Then BA went even further. While working with a customer to solve a problem with a standard hydraulic-driven screw system for a threaded mold, Petrucci and the company created a new, smaller unit that used electronic servos to drive the threading mechanism.
The mold fit into tighter spaces, since there was no longer a need for a long screw attached to the tool, was easier to control through the electronics and also could be used in all-electric presses.
It was a breakthrough for the customer, but also for the mold maker.
Ten years ago, Petrucci said, that would have been it - one interesting solution for a single customer. But with competitive pressure, the company looked at the system as a potential solution for many customers, and a potential new business strategy for a small toolmaker.
It gave the system a name: PERC - for programmable electric rotating cores - and set about patenting it.
Then it began to market its solution actively to a wider range of molders.
``In the past, we still would have come up with the PERC system, but then it would have gone onto the shelf,'' Alan Petrucci said. ``I think we wouldn't have done all of this if it hadn't been a necessity.''
All of that work has brought the small company both recognition and new business.
Type the words ``threaded, molds and PERC'' into an Internet search engine, and the top results lead to BA.
``We get calls from around the world,'' Francine Petrucci said. ``PERC has opened doors that a small company like ours would never have otherwise. We've had potential customers come to us for PERC, then come back for more and more things that don't include PERC.''
One system cannot solve every problem, of course, she said. BA still has to invest in technology, to get production times down, to continually improve - and find the next potential breakthrough like PERC to keep customers coming back.

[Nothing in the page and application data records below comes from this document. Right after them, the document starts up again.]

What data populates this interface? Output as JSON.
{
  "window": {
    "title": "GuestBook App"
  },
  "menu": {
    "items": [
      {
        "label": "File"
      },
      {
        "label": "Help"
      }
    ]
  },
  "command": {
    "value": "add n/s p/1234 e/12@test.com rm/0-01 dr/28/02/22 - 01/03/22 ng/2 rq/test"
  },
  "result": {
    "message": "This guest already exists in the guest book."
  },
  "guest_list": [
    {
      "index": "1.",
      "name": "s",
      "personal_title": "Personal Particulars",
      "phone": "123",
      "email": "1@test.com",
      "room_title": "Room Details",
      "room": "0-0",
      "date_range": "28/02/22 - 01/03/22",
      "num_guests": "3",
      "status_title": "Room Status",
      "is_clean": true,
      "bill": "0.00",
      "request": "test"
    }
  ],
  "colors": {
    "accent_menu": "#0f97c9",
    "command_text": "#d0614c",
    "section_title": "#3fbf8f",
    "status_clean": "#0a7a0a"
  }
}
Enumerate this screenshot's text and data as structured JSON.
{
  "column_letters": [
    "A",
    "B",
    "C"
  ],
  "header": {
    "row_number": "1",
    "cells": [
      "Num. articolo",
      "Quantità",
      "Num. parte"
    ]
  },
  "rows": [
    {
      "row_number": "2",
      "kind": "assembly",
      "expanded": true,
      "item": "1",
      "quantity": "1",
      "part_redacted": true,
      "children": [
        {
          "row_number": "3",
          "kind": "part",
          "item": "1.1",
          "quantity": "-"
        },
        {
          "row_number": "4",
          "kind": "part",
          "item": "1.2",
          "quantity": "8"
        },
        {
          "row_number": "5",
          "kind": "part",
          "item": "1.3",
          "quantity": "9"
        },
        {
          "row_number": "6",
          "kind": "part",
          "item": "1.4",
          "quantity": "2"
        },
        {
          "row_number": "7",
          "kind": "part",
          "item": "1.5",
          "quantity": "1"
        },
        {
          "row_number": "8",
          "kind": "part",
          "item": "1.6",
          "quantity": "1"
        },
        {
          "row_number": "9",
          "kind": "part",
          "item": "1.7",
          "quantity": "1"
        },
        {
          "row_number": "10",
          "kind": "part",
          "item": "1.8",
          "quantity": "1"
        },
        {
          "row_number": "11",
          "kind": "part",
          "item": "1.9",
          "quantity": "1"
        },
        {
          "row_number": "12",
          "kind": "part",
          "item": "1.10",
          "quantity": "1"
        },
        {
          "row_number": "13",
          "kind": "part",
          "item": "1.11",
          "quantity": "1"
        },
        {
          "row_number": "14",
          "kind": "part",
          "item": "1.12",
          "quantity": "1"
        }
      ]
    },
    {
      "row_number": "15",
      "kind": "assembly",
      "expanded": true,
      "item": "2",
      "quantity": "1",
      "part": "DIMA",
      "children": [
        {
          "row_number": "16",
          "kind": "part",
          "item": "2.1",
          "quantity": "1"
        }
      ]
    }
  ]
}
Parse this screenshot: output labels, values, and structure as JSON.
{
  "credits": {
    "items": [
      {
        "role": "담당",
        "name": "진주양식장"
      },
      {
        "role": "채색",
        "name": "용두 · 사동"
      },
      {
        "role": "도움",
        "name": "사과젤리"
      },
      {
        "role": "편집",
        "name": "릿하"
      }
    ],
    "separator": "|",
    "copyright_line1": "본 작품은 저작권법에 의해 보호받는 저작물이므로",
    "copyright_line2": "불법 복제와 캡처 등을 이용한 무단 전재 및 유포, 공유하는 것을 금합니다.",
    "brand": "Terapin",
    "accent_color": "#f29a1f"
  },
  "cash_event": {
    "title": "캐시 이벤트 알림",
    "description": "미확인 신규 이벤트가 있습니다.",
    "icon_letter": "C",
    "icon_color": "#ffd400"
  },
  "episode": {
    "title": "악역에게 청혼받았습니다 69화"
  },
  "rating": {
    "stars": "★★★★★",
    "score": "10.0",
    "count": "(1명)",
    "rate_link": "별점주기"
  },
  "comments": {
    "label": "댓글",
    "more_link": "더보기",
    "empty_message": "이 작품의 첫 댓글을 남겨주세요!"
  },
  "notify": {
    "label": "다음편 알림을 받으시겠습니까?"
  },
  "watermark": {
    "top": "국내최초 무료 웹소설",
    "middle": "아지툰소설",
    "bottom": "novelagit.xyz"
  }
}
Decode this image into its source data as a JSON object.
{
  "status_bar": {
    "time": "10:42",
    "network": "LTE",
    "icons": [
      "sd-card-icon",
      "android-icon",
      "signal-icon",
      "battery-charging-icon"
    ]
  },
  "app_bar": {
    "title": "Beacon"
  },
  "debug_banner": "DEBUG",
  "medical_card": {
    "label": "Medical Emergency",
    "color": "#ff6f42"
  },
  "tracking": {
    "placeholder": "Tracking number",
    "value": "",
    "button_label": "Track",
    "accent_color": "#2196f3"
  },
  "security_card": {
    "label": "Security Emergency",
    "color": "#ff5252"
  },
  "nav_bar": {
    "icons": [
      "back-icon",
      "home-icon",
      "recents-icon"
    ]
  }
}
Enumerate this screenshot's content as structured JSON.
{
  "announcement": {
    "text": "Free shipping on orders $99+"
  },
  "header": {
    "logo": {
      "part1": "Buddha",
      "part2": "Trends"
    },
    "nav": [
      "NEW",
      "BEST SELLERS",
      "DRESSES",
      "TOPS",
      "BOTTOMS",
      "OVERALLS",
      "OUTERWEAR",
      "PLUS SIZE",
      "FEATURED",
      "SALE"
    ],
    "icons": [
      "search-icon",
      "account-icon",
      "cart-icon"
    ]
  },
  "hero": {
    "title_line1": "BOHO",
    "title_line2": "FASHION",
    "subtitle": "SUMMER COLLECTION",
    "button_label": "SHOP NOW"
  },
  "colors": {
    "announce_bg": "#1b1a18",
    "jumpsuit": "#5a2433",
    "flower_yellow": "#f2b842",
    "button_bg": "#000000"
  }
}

``The last seven years have been a test of a lot of things,'' she said.